“The other day we accidentally left the house without putting her in a diaper before going to a restaurant,” Longwell-Stevens said. “We peed her on the sidewalk, but she wouldn’t go. Then we tucked a pre-fold [cloth diaper] under her [at the restaurant table]. We were in a place where we didn’t want her to go and we didn’t want people talking about it.” [...]
“Sometimes the thrill of being able to go outside and pee is just what [babies] need,” Longwell-Stevens said. “In the suburbs people set up potties in the trunk of their cars. That made me jealous. But in New York no one cares what you are doing. You can hold your baby to pee pretty much anywhere. Especially since few people would have any idea what you are doing.” [...]
Mikolajczak, who recently moved to Connecticut from Astoria and has a Brooklyn factory making her EC goods, did elimination communication everywhere she went with her son, now 6.
“We would get off the subway, I would take him into the toilet,” she said. “Sometimes there were times it was hard to find a public bathroom in New York. Asking to use bathrooms helped me get over shyness.” At parks and playgrounds, “finding a little area of grass or some bushes was good. I’ve not owned a dog in the city, but I can relate.
“I would try not to have him pee on the sidewalk,” she added. “I would try to find a drain pipe… on the corner of streets.”
The mall will be located at 82 Bogart St., only a few blocks from famed pizza joint/internship magnate Roberta’s off the Morgan L stop, and is tentatively slated to open sometime at the end of this year or in early 2014; it’s been marketed as a “grittier Chelsea Market,” but renderings in a marketing flyer [pdf] distributed by Massey Knakal, the brokerage firm responsible for the building’s sale make it look more like The Standard Brooklyn than anything else.

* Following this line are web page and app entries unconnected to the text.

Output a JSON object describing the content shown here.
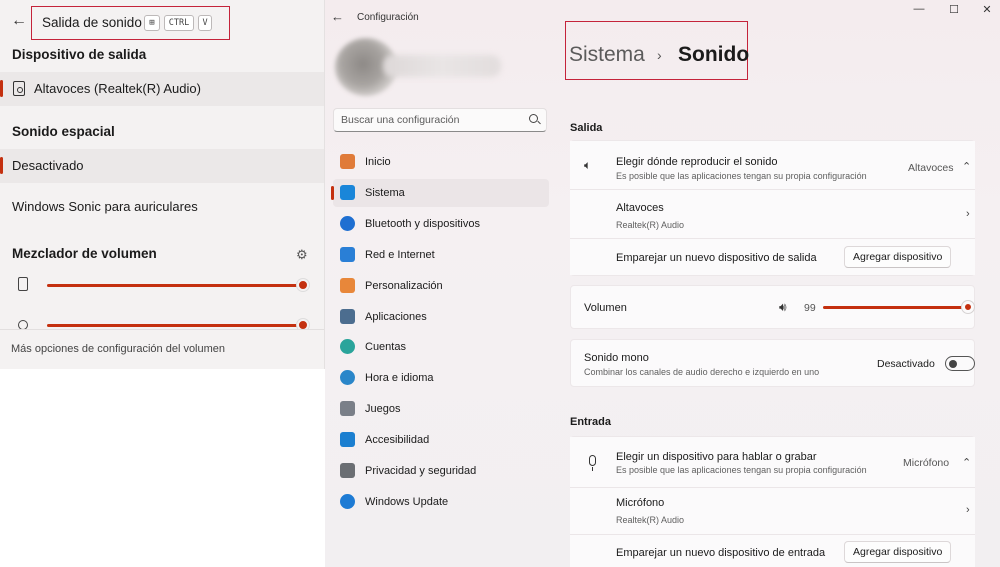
{
  "flyout": {
    "back_icon": "arrow-left-icon",
    "title": "Salida de sonido",
    "shortcut": {
      "win": "⊞",
      "ctrl": "CTRL",
      "v": "V"
    },
    "output_header": "Dispositivo de salida",
    "output_device": "Altavoces (Realtek(R) Audio)",
    "spatial_header": "Sonido espacial",
    "spatial_options": [
      "Desactivado",
      "Windows Sonic para auriculares"
    ],
    "mixer_header": "Mezclador de volumen",
    "mixer_levels": [
      1.0,
      1.0
    ],
    "more_options": "Más opciones de configuración del volumen",
    "accent_color": "#c4300f"
  },
  "window": {
    "title": "Configuración",
    "controls": {
      "minimize": "—",
      "maximize": "☐",
      "close": "✕"
    },
    "search_placeholder": "Buscar una configuración",
    "nav": [
      {
        "label": "Inicio",
        "icon": "home-icon",
        "color": "#e07b39"
      },
      {
        "label": "Sistema",
        "icon": "system-icon",
        "color": "#1a86d9"
      },
      {
        "label": "Bluetooth y dispositivos",
        "icon": "bluetooth-icon",
        "color": "#1f6fd1"
      },
      {
        "label": "Red e Internet",
        "icon": "wifi-icon",
        "color": "#2a7fd6"
      },
      {
        "label": "Personalización",
        "icon": "brush-icon",
        "color": "#e8873a"
      },
      {
        "label": "Aplicaciones",
        "icon": "apps-icon",
        "color": "#4c6d8f"
      },
      {
        "label": "Cuentas",
        "icon": "account-icon",
        "color": "#2aa49b"
      },
      {
        "label": "Hora e idioma",
        "icon": "globe-clock-icon",
        "color": "#2a86c9"
      },
      {
        "label": "Juegos",
        "icon": "gamepad-icon",
        "color": "#7a7f88"
      },
      {
        "label": "Accesibilidad",
        "icon": "accessibility-icon",
        "color": "#1b7fd0"
      },
      {
        "label": "Privacidad y seguridad",
        "icon": "shield-icon",
        "color": "#6b6e73"
      },
      {
        "label": "Windows Update",
        "icon": "update-icon",
        "color": "#1e7bd4"
      }
    ],
    "active_nav": "Sistema",
    "breadcrumb": {
      "parent": "Sistema",
      "separator": "›",
      "current": "Sonido"
    },
    "salida": {
      "header": "Salida",
      "choose_title": "Elegir dónde reproducir el sonido",
      "choose_sub": "Es posible que las aplicaciones tengan su propia configuración",
      "choose_value": "Altavoces",
      "device_title": "Altavoces",
      "device_sub": "Realtek(R) Audio",
      "pair_label": "Emparejar un nuevo dispositivo de salida",
      "pair_button": "Agregar dispositivo",
      "volume_label": "Volumen",
      "volume_value": "99",
      "volume_level": 0.99,
      "mono_title": "Sonido mono",
      "mono_sub": "Combinar los canales de audio derecho e izquierdo en uno",
      "mono_state": "Desactivado"
    },
    "entrada": {
      "header": "Entrada",
      "choose_title": "Elegir un dispositivo para hablar o grabar",
      "choose_sub": "Es posible que las aplicaciones tengan su propia configuración",
      "choose_value": "Micrófono",
      "device_title": "Micrófono",
      "device_sub": "Realtek(R) Audio",
      "pair_label": "Emparejar un nuevo dispositivo de entrada",
      "pair_button": "Agregar dispositivo"
    }
  }
}
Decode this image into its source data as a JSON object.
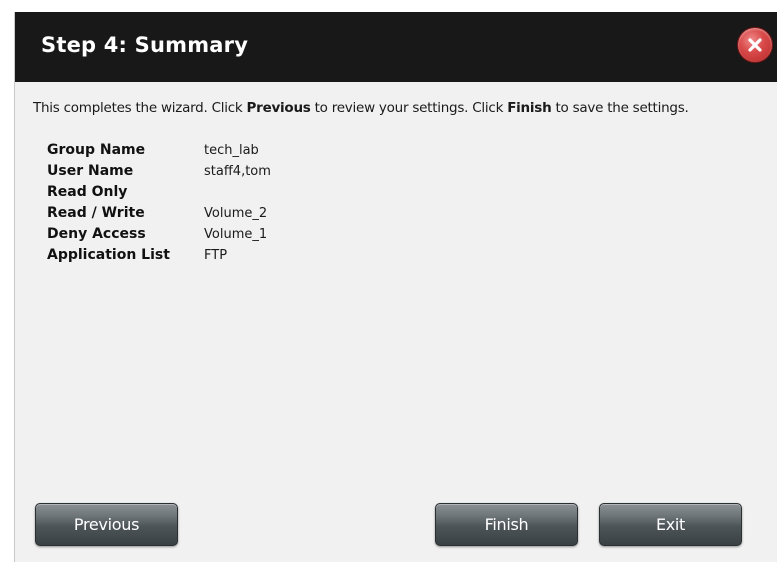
{
  "dialog": {
    "title": "Step 4: Summary",
    "intro": {
      "part1": "This completes the wizard. Click ",
      "previous_word": "Previous",
      "part2": " to review your settings. Click ",
      "finish_word": "Finish",
      "part3": " to save the settings."
    },
    "summary": [
      {
        "label": "Group Name",
        "value": "tech_lab"
      },
      {
        "label": "User Name",
        "value": "staff4,tom"
      },
      {
        "label": "Read Only",
        "value": ""
      },
      {
        "label": "Read / Write",
        "value": "Volume_2"
      },
      {
        "label": "Deny Access",
        "value": "Volume_1"
      },
      {
        "label": "Application List",
        "value": "FTP"
      }
    ],
    "buttons": {
      "previous": "Previous",
      "finish": "Finish",
      "exit": "Exit"
    }
  },
  "colors": {
    "titlebar": "#181818",
    "close_button": "#d94a4a",
    "button": "#4d5458"
  },
  "icons": {
    "close": "close-icon"
  }
}
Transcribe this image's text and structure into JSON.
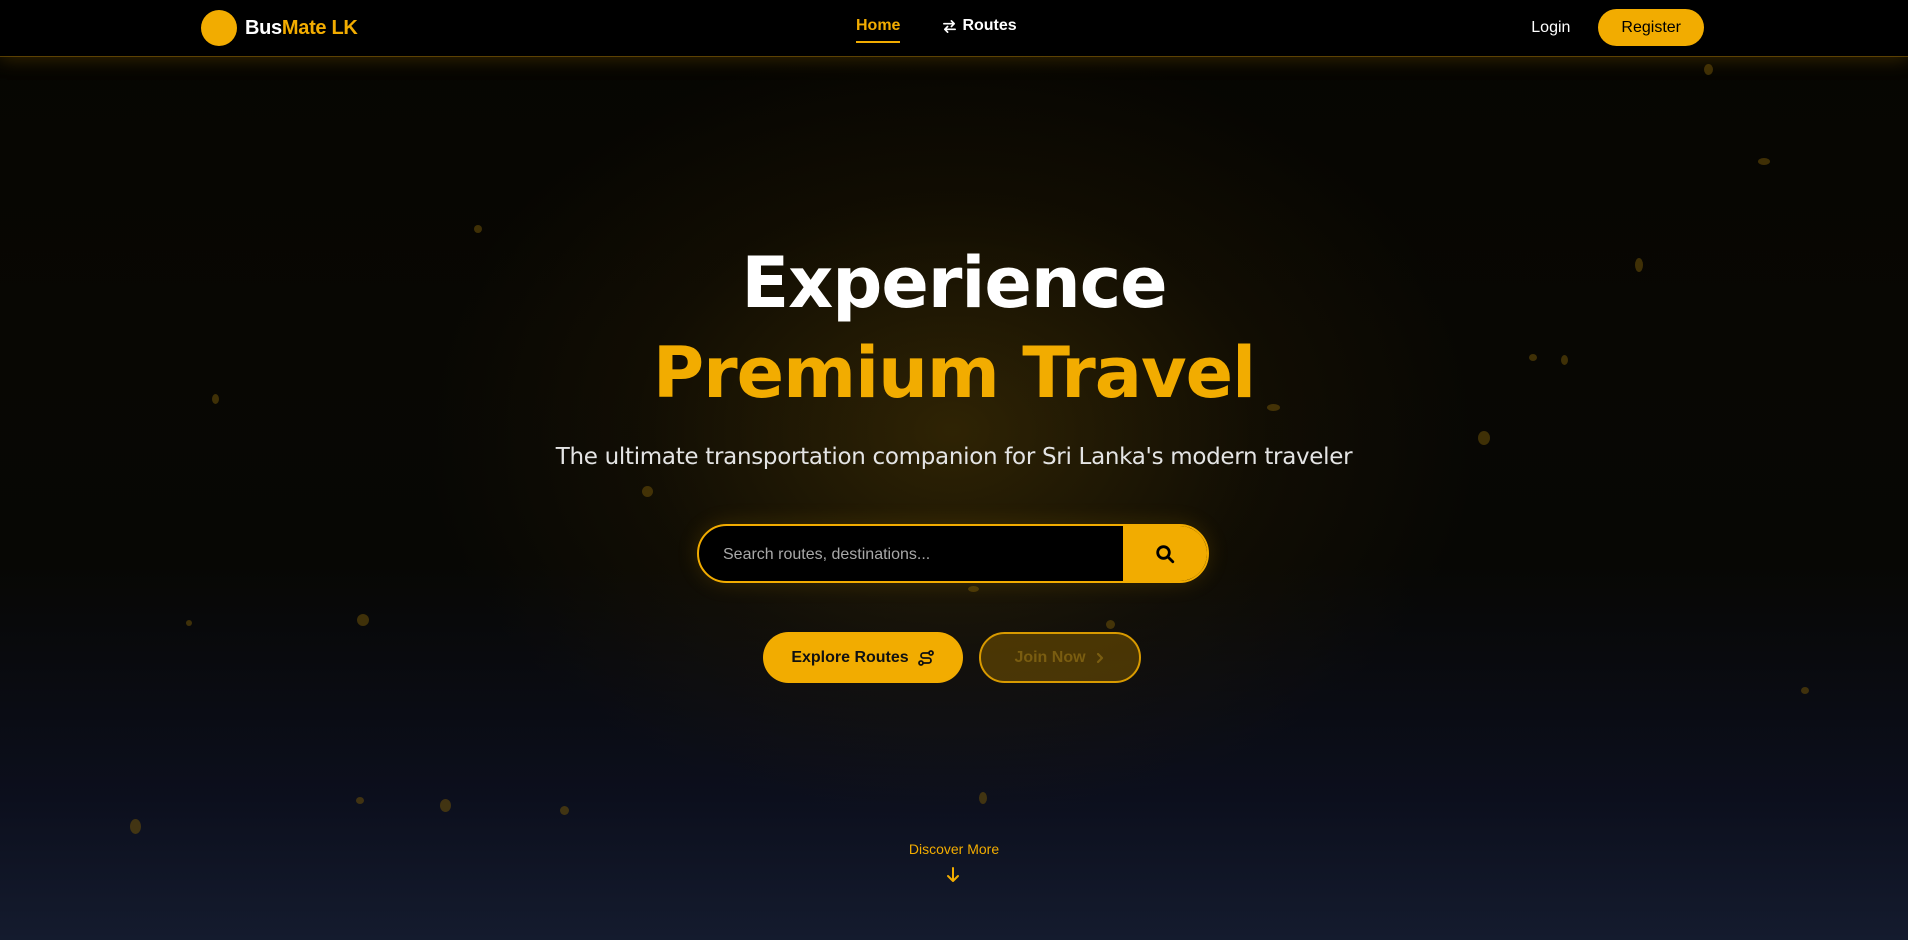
{
  "navbar": {
    "brand_part1": "Bus",
    "brand_part2": "Mate LK",
    "home_label": "Home",
    "routes_label": "Routes",
    "login_label": "Login",
    "register_label": "Register"
  },
  "hero": {
    "title_line1": "Experience",
    "title_line2": "Premium Travel",
    "subtitle": "The ultimate transportation companion for Sri Lanka's modern traveler"
  },
  "search": {
    "placeholder": "Search routes, destinations...",
    "value": "",
    "button_icon": "search-icon"
  },
  "buttons": {
    "explore_label": "Explore Routes",
    "explore_icon": "route-icon",
    "join_label": "Join Now",
    "join_icon": "chevron-right-icon"
  },
  "discover": {
    "label": "Discover More",
    "icon": "arrow-down-icon"
  },
  "colors": {
    "accent": "#f2ac00",
    "background": "#000000",
    "text": "#ffffff"
  }
}
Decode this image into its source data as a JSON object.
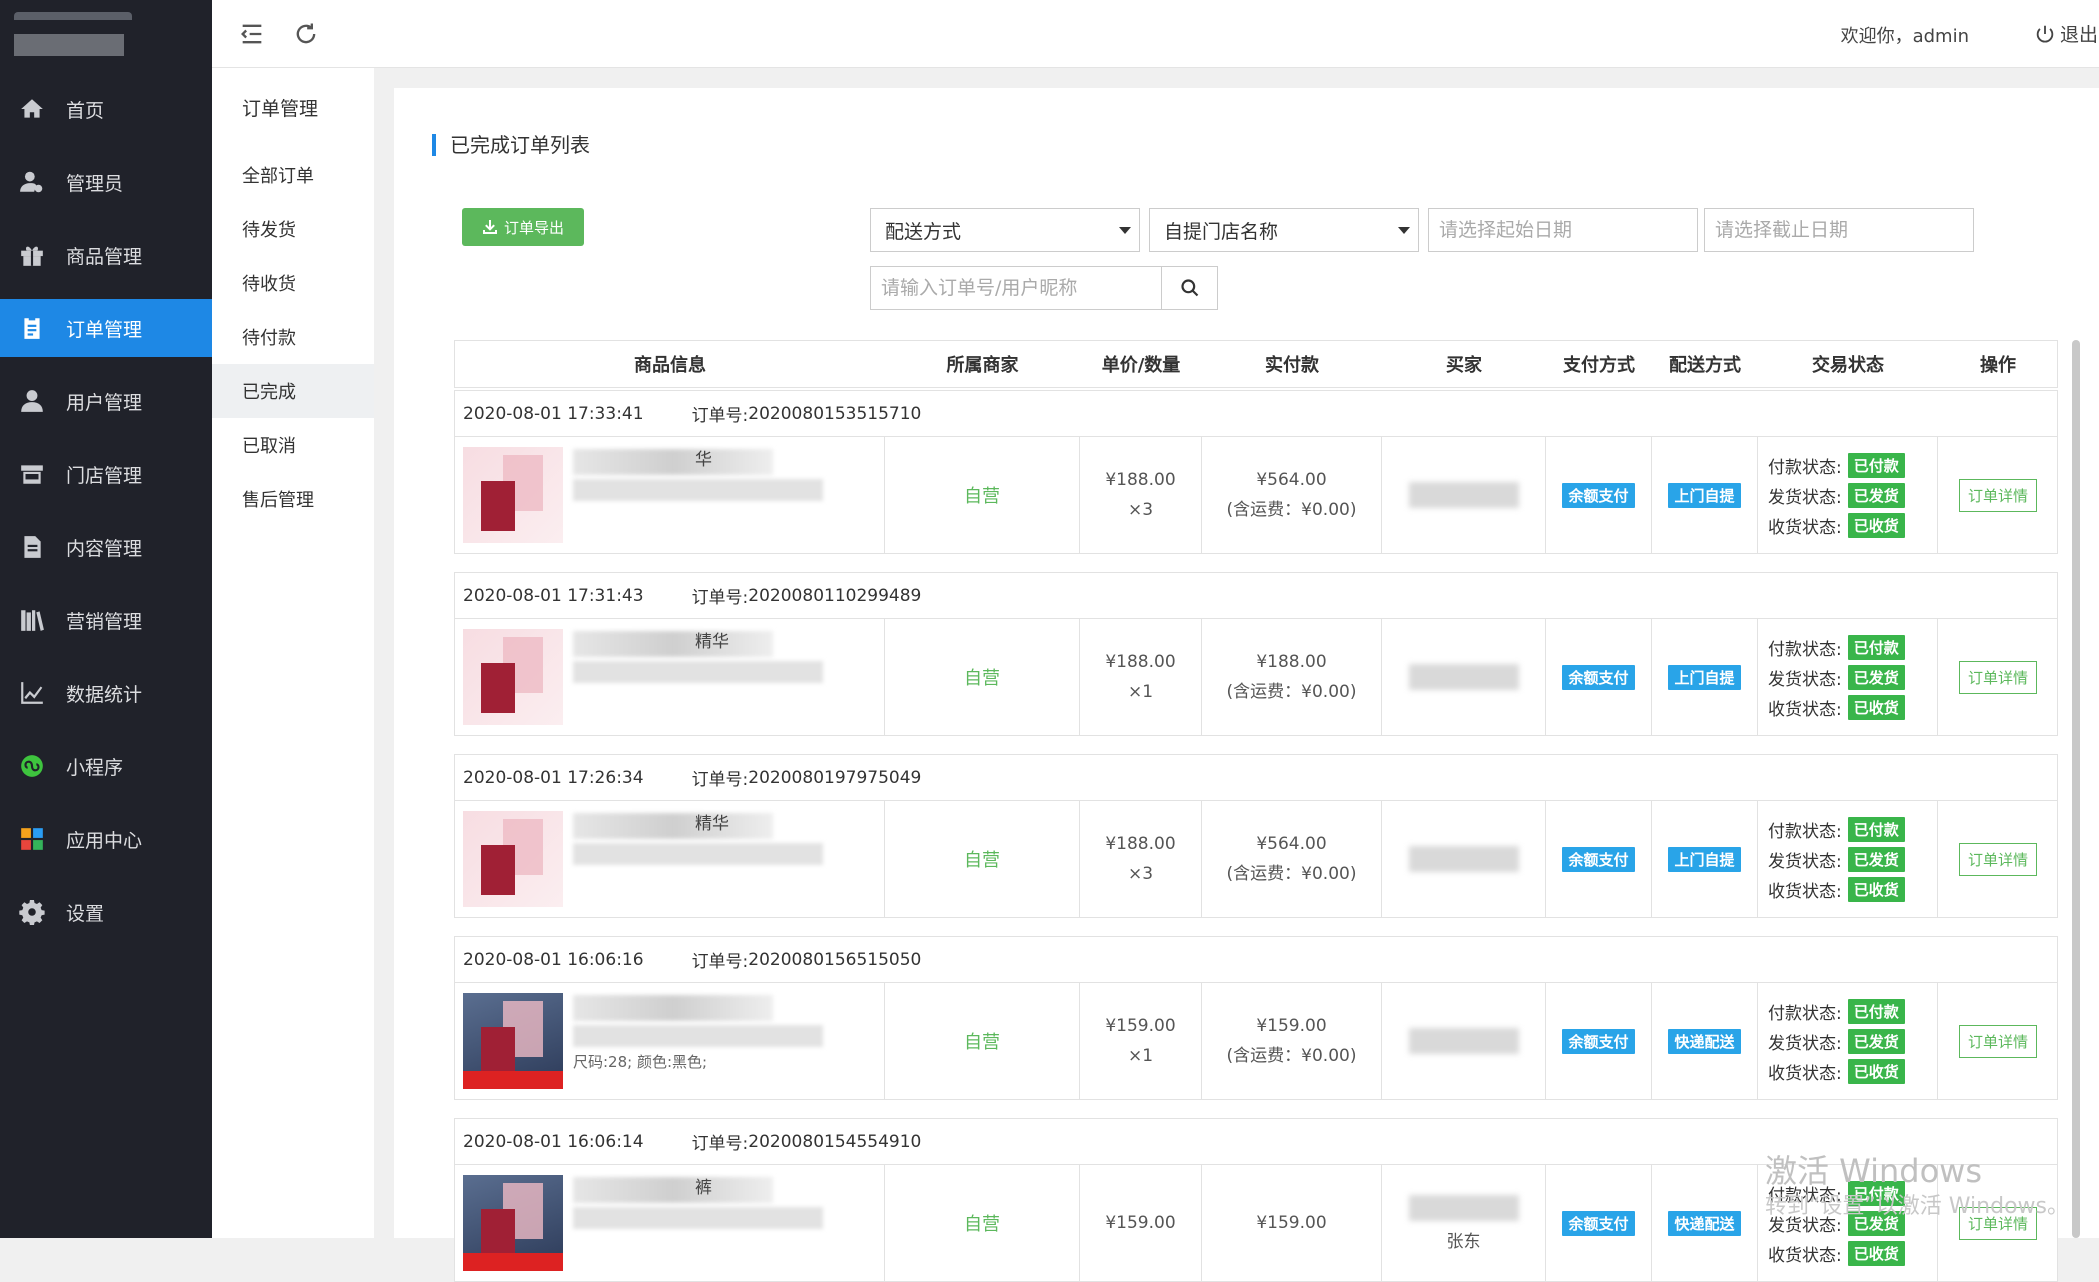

Not surprisingly, many are upset about the prospect of Urban Outfitters and other chains invading their hood:
The shopping center — which the Observer recently reported would open in the 80,000-square-foot warehouse across from the Morgan L train station at 82 Bogart St. — should favor “smaller, independent, locally based businesses,” bookstore owner Matthew Winn wrote on his Facebook page.
Winn has written to the realtor handling the deal, and is urging others to do the same to “respectfully suggest he avoid these homogenous national chains.”
“I think there is a sort of unanimous feeling of revulsion at the idea of an Urban Outfitters moving in,” said Winn, owner of Molasses Books, in reference to the Observer article’s mention of Urban Outfitters and the Guitar Center as possible tenants.
Winn said Andrew Clemens, a realtor with Massey Knakal who is handling all marketing for the mall’s developer, North Development Corp., responded to his letter and claimed that “those two chains are nothing but talk.” [...] Meanwhile, Nyssa Frank, who runs the Living Gallery in the Loom, took a more diplomatic approach.
“It’s ironic…one of my friends said she didn’t want Urban Outfitters here, but she was wearing Urban Outfitters pants,” Frank said. “I think people want to keep it local not because they’re anti big business, but because that’s what’s charming about Bushwick.”